══ Extracted data ══
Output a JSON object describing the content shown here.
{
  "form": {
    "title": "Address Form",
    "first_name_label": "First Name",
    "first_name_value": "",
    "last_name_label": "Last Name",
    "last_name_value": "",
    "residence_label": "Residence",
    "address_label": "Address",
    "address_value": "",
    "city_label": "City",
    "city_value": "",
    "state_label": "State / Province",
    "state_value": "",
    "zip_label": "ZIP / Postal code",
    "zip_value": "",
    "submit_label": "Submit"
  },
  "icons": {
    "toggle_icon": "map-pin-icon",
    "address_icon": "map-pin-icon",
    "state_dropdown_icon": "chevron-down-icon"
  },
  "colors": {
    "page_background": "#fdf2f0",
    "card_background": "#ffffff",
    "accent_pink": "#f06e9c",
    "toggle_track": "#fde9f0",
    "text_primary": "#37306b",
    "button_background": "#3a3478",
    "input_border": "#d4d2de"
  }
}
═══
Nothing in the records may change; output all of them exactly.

§ Answer to the exercise
Output a JSON object describing the content shown here.
{
  "form": {
    "title": "Address Form",
    "first_name_label": "First Name",
    "first_name_value": "",
    "last_name_label": "Last Name",
    "last_name_value": "",
    "residence_label": "Residence",
    "address_label": "Address",
    "address_value": "",
    "city_label": "City",
    "city_value": "",
    "state_label": "State / Province",
    "state_value": "",
    "zip_label": "ZIP / Postal code",
    "zip_value": "",
    "submit_label": "Submit"
  },
  "icons": {
    "toggle_icon": "map-pin-icon",
    "address_icon": "map-pin-icon",
    "state_dropdown_icon": "chevron-down-icon"
  },
  "colors": {
    "page_background": "#fdf2f0",
    "card_background": "#ffffff",
    "accent_pink": "#f06e9c",
    "toggle_track": "#fde9f0",
    "text_primary": "#37306b",
    "button_background": "#3a3478",
    "input_border": "#d4d2de"
  }
}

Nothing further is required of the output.